AL ATKINS – Reloaded
Original Judas Priest vocalist Al Atkins recently released this 11-track album of his entitled "Reloaded", which consists of re-recorded tracks from the last four decades of his career, and I must say that I have grown quite fond of it. Featuring guest appearances by great and prominent musicians such as John McCoy (Gillan), Roy Z (Bruce Dickinson, Halford), Ralf Scheepers (Primal Fear) and Ian Hill (Judas Priest), Atkins has succeeded in putting together a very cool collection of songs that serves as both a historical overview of his musical career and an indication of great things to come from the legendary vocalist. He clearly has not lost a step even though he is not exactly a rookie anymore, so hats off to him for still delivering the goods. Paul May (guitars, bass) and Rob Allen are excellent too and definitely deserve some serious credit for their work here.

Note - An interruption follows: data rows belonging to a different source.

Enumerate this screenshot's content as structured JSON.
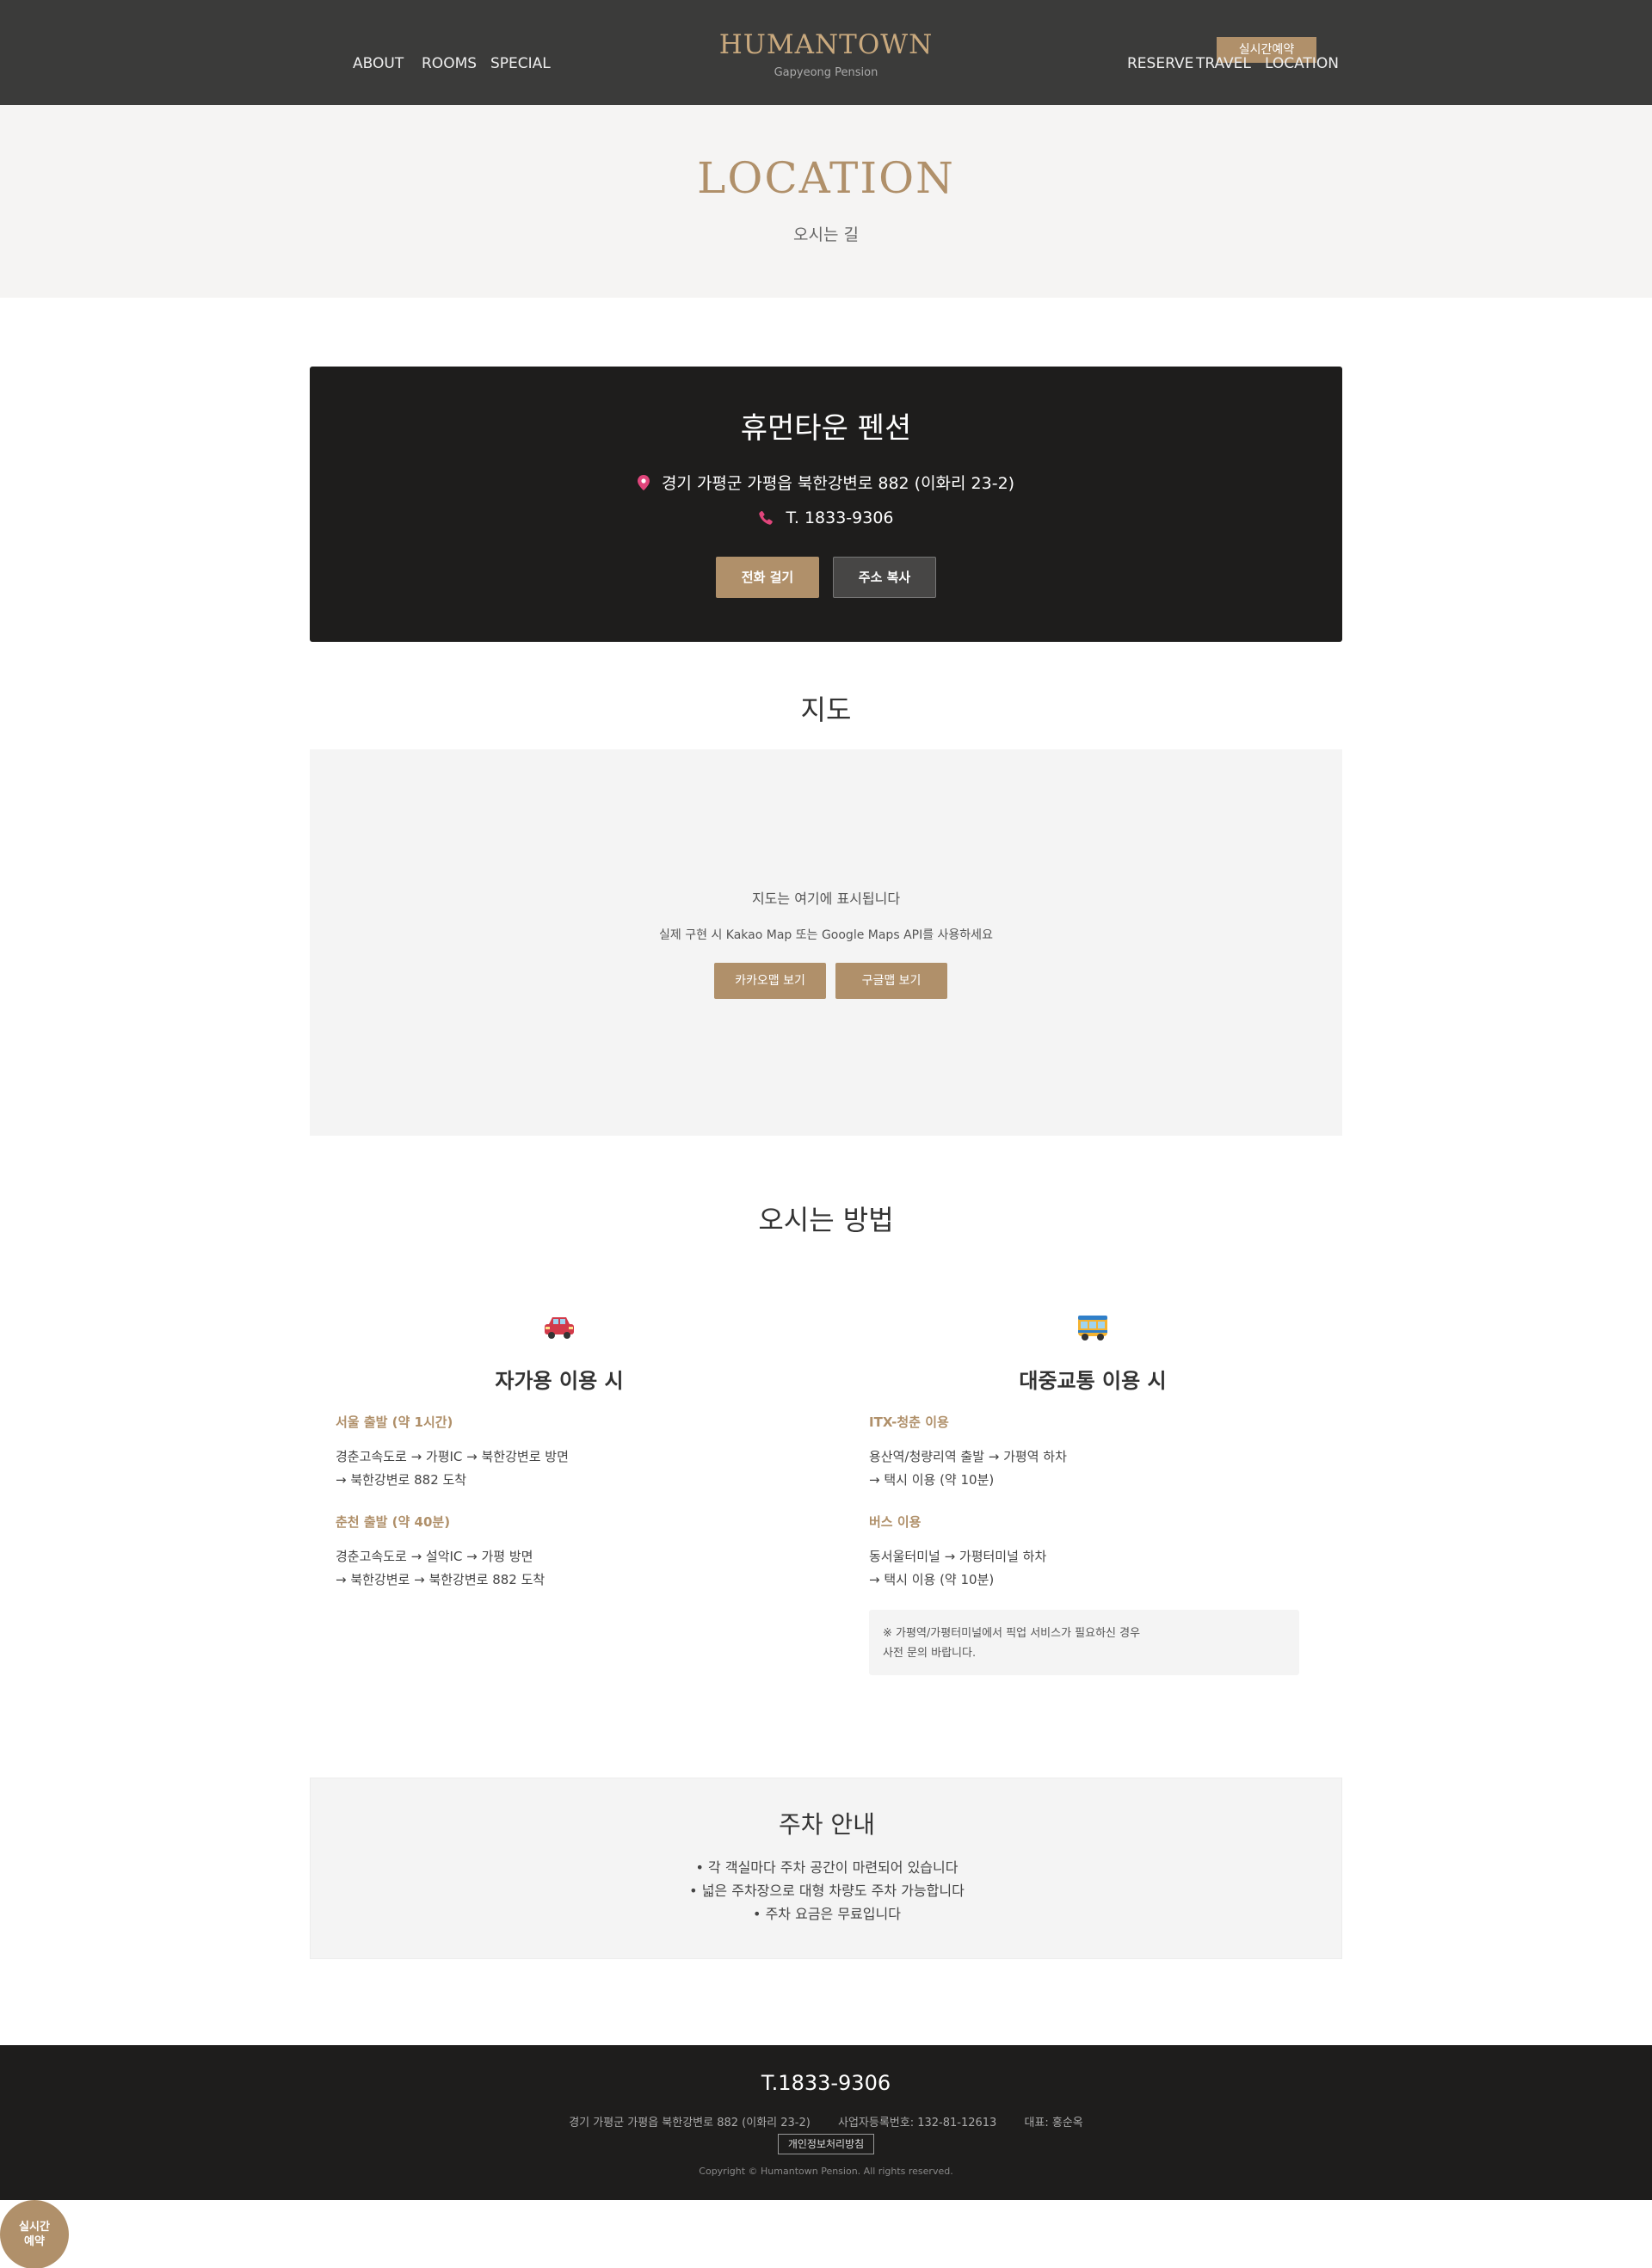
{
  "header": {
    "nav_left": [
      "ABOUT",
      "ROOMS",
      "SPECIAL"
    ],
    "logo": "HUMANTOWN",
    "logo_sub": "Gapyeong Pension",
    "nav_right": [
      "RESERVE",
      "TRAVEL",
      "LOCATION"
    ],
    "reserve_button": "실시간예약"
  },
  "hero": {
    "title": "LOCATION",
    "subtitle": "오시는 길"
  },
  "info": {
    "name": "휴먼타운 펜션",
    "address": "경기 가평군 가평읍 북한강변로 882 (이화리 23-2)",
    "phone": "T. 1833-9306",
    "call_button": "전화 걸기",
    "copy_button": "주소 복사",
    "address_icon": "map-pin-icon",
    "phone_icon": "phone-icon"
  },
  "map": {
    "title": "지도",
    "placeholder": "지도는 여기에 표시됩니다",
    "note": "실제 구현 시 Kakao Map 또는 Google Maps API를 사용하세요",
    "kakao_button": "카카오맵 보기",
    "google_button": "구글맵 보기"
  },
  "directions": {
    "title": "오시는 방법",
    "car": {
      "icon": "car-icon",
      "title": "자가용 이용 시",
      "routes": [
        {
          "head": "서울 출발 (약 1시간)",
          "line1": "경춘고속도로 → 가평IC → 북한강변로 방면",
          "line2": "→ 북한강변로 882 도착"
        },
        {
          "head": "춘천 출발 (약 40분)",
          "line1": "경춘고속도로 → 설악IC → 가평 방면",
          "line2": "→ 북한강변로 → 북한강변로 882 도착"
        }
      ]
    },
    "transit": {
      "icon": "bus-icon",
      "title": "대중교통 이용 시",
      "routes": [
        {
          "head": "ITX-청춘 이용",
          "line1": "용산역/청량리역 출발 → 가평역 하차",
          "line2": "→ 택시 이용 (약 10분)"
        },
        {
          "head": "버스 이용",
          "line1": "동서울터미널 → 가평터미널 하차",
          "line2": "→ 택시 이용 (약 10분)"
        }
      ],
      "notice_line1": "※ 가평역/가평터미널에서 픽업 서비스가 필요하신 경우",
      "notice_line2": "사전 문의 바랍니다."
    }
  },
  "parking": {
    "title": "주차 안내",
    "items": [
      "• 각 객실마다 주차 공간이 마련되어 있습니다",
      "• 넓은 주차장으로 대형 차량도 주차 가능합니다",
      "• 주차 요금은 무료입니다"
    ]
  },
  "footer": {
    "phone": "T.1833-9306",
    "address": "경기 가평군 가평읍 북한강변로 882 (이화리 23-2)",
    "business_no": "사업자등록번호: 132-81-12613",
    "ceo": "대표: 홍순옥",
    "privacy": "개인정보처리방침",
    "copyright": "Copyright © Humantown Pension. All rights reserved."
  },
  "floating": {
    "line1": "실시간",
    "line2": "예약"
  },
  "colors": {
    "header_bg": "#3b3b3a",
    "accent_gold": "#b0906a",
    "dark_box": "#1e1d1c",
    "light_bg": "#f4f4f4"
  }
}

The opening track, "Winter", works like a charm and is a memorable and darkly atmospheric piece with a somewhat simple structure to it. In fact, none of the songs on "Reloaded" are annoyingly convoluted or insanely technical; the focus is primarily on belting out catchy heavy metal tunes with a solid drive and a lot of attitude to them. The album is filled to the brim with bouncy and groovy riffs and pounding bass lines, and Atkins himself is in fine form and is clearly enjoying himself. In other words, the vocals lack neither passion nor intensity, and, like I said earlier on, Atkins is definitely still into what he is doing. That is pretty evident when listening to this one. Other interesting cuts include "Heavy Thoughts", "Never Satisfied", "Money Talks", "Coming Thick and Fast", and "A Void to Avoid". I find Atkins’ version of the immortal Judas Priest staple "Victim of Changes" highly interesting from a historical point of view in that I finally get to hear what that would have sounded like with him handling the vocals. Having said that, it does not exactly improve on the Priest album version of it, but Atkins’ rendition is suitably epic and moving. The only tune that does nothing for me is "Cradle to the Grave", but that is about it, really. The rest of the material rocks! The bonus track is a rare Judas Priest demo extract and is not really a song as such, more like a jam, really, but interesting nonetheless.
There is something about the production that appeals to me. It almost comes across as murky and claustrophobic in places, but that actually adds to the dark and captivating vibe of the record. Do not get me wrong; "Reloaded" is heavy and does not lack punch. What I am trying to say is that it does not sound sterile or lifeless either. Like I said, I dig it.
"Reloaded" is simply put a great heavy metal album that remains true to the ideals and core of the genre while being consistent, cohesive, and entertaining all the way through. Support Mr. Atkins!